§ DESCRIPTION OF THE TASK
Return every line of the entries that includes the word "progress".
□ □ □
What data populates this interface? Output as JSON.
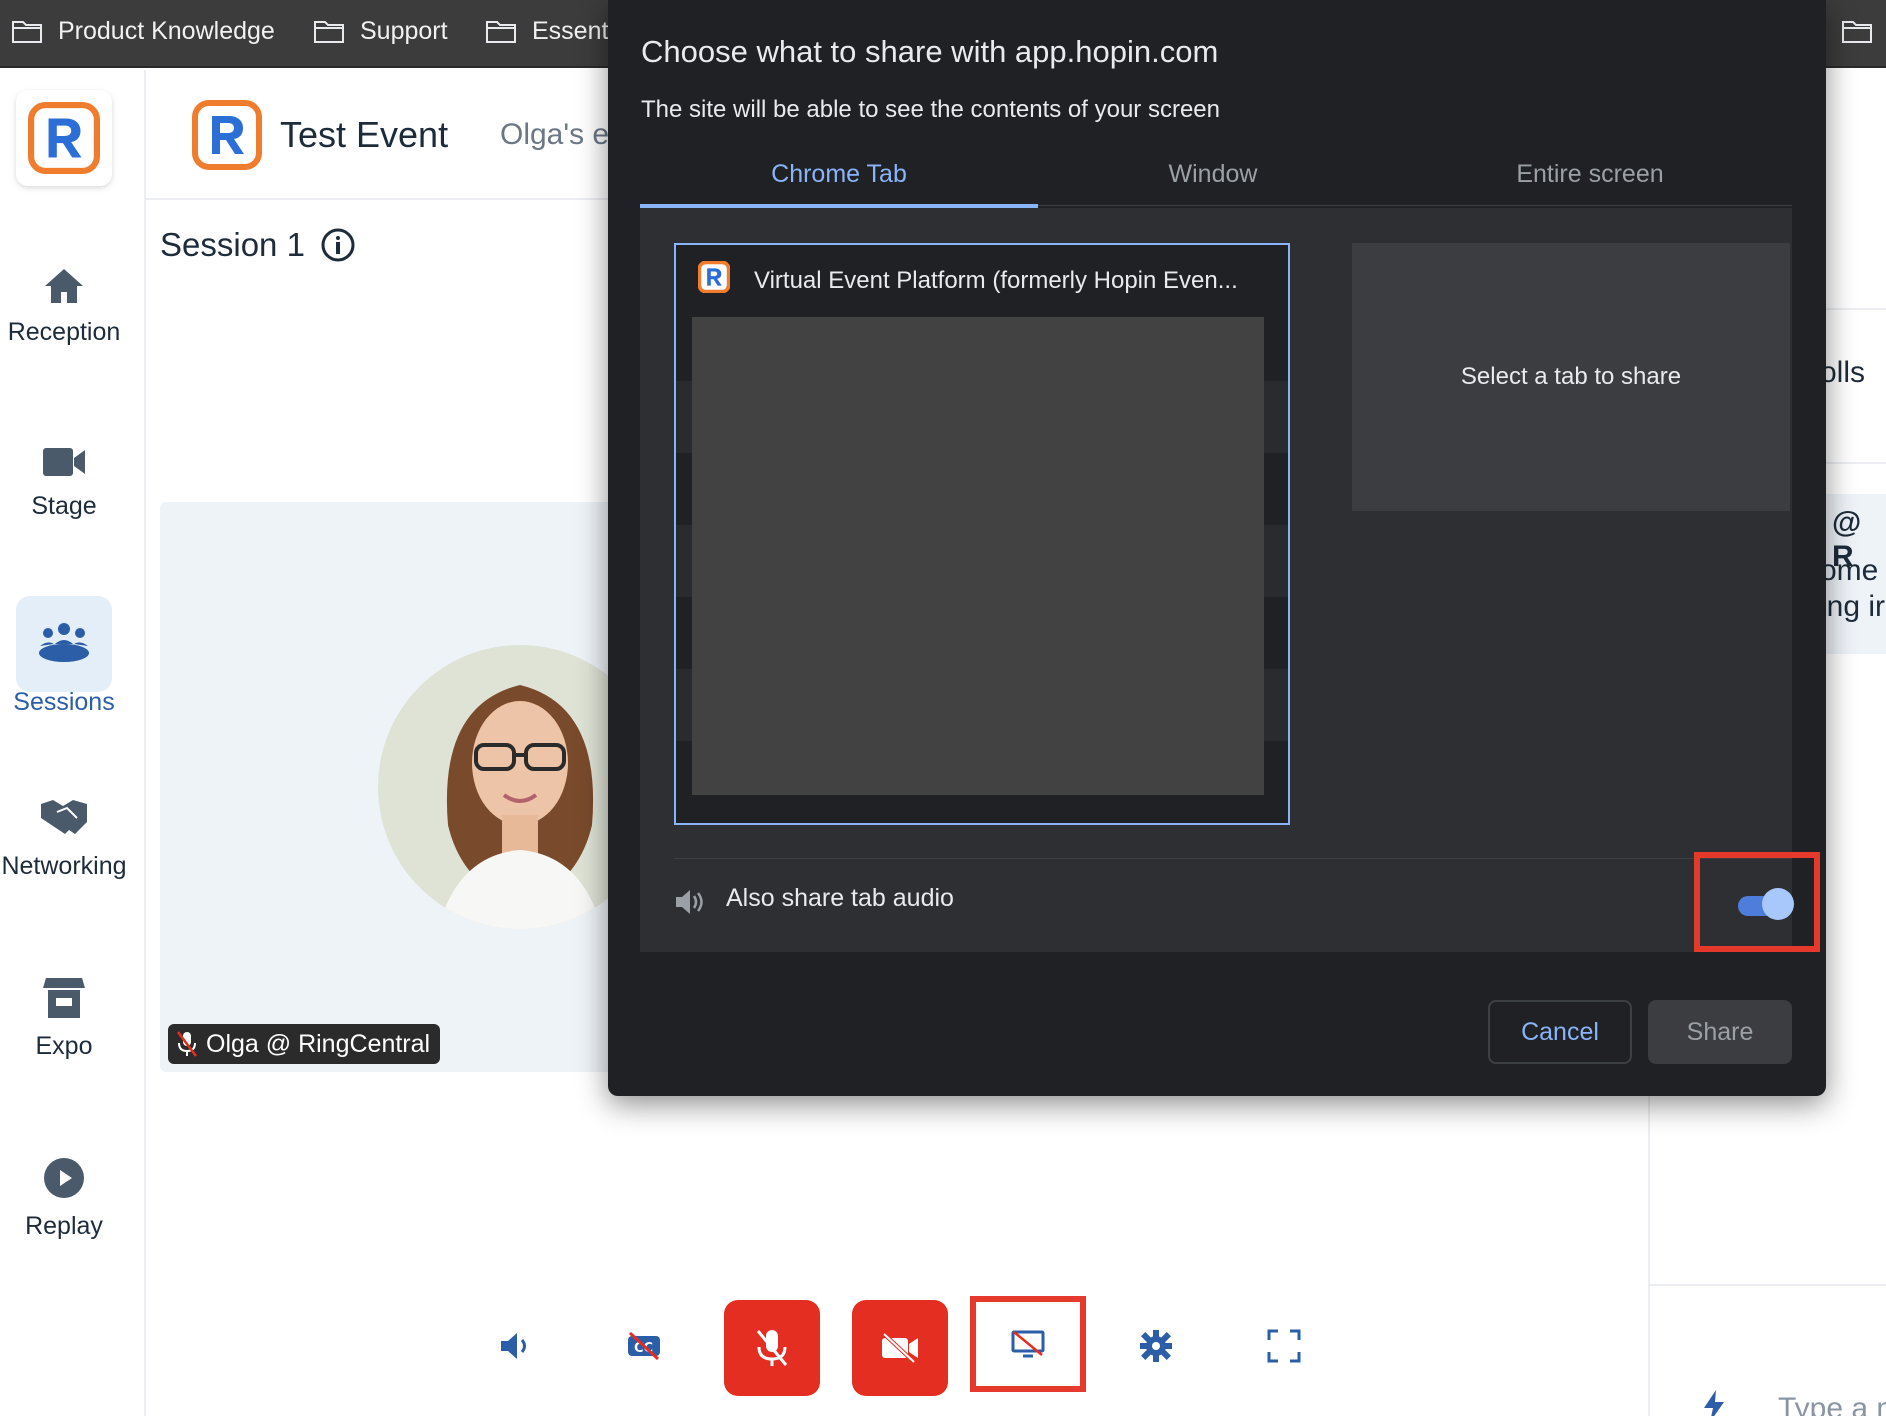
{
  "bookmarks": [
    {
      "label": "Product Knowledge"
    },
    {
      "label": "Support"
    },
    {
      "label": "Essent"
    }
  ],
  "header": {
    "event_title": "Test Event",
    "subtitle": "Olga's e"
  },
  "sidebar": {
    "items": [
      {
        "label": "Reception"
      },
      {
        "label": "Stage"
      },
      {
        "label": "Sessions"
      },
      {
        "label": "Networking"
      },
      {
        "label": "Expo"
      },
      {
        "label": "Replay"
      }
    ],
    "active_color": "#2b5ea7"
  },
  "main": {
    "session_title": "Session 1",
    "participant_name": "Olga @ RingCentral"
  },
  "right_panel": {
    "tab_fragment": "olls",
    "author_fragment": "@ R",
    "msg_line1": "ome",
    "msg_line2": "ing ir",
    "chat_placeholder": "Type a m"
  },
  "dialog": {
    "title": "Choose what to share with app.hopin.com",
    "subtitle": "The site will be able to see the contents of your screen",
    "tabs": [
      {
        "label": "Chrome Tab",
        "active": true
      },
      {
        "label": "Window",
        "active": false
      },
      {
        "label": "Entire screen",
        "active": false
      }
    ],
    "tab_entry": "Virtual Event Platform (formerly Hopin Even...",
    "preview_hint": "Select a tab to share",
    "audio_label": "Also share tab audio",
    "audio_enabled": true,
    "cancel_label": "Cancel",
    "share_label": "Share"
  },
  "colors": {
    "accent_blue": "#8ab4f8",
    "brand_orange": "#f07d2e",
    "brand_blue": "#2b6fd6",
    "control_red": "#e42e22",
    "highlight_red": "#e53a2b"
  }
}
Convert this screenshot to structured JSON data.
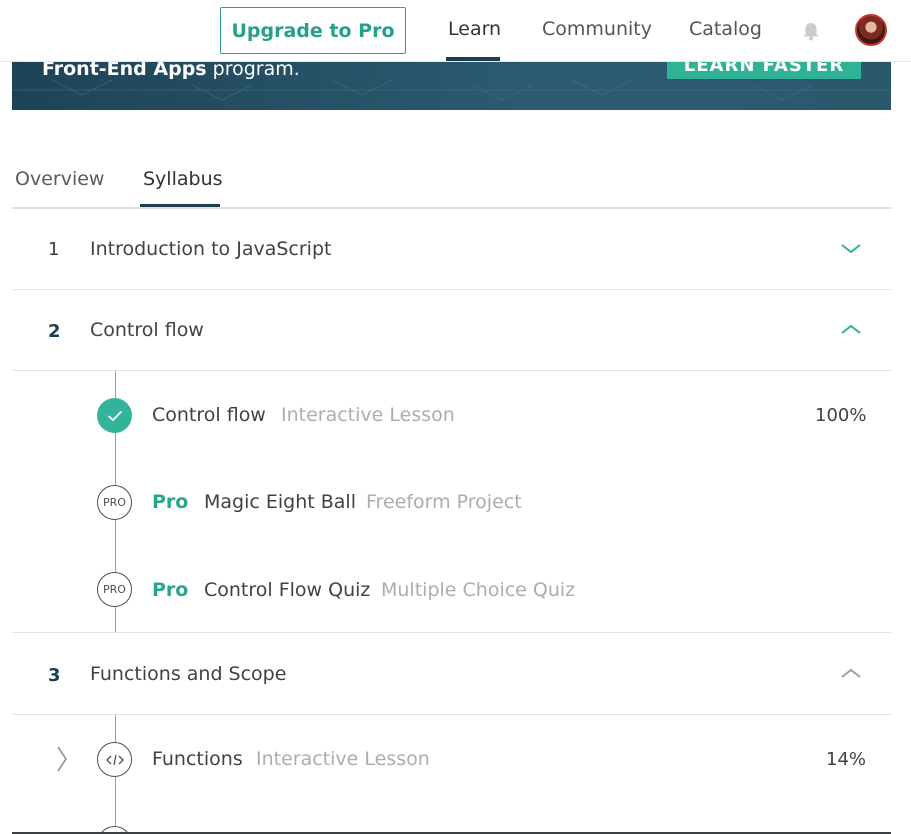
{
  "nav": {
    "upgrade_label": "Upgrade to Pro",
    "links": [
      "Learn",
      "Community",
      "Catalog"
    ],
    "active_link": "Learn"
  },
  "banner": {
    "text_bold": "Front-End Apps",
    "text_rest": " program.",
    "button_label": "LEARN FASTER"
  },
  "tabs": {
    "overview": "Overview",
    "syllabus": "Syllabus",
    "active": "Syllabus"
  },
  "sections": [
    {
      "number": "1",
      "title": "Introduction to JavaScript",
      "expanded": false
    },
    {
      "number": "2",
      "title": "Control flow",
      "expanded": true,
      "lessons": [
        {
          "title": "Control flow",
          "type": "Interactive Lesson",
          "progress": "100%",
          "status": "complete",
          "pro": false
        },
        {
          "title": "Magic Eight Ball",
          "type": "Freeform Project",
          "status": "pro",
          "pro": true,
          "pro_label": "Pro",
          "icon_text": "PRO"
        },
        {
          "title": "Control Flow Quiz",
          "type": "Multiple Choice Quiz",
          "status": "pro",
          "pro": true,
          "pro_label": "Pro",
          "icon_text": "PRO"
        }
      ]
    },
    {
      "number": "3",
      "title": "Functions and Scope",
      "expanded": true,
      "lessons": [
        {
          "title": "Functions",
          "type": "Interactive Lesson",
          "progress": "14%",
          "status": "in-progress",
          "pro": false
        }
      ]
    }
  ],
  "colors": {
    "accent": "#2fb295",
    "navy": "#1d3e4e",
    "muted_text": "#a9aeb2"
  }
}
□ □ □
§ ANSWER FOR THIS EXERCISE
          "progress": "100%",
          "progress": "14%",
          "status": "in-progress",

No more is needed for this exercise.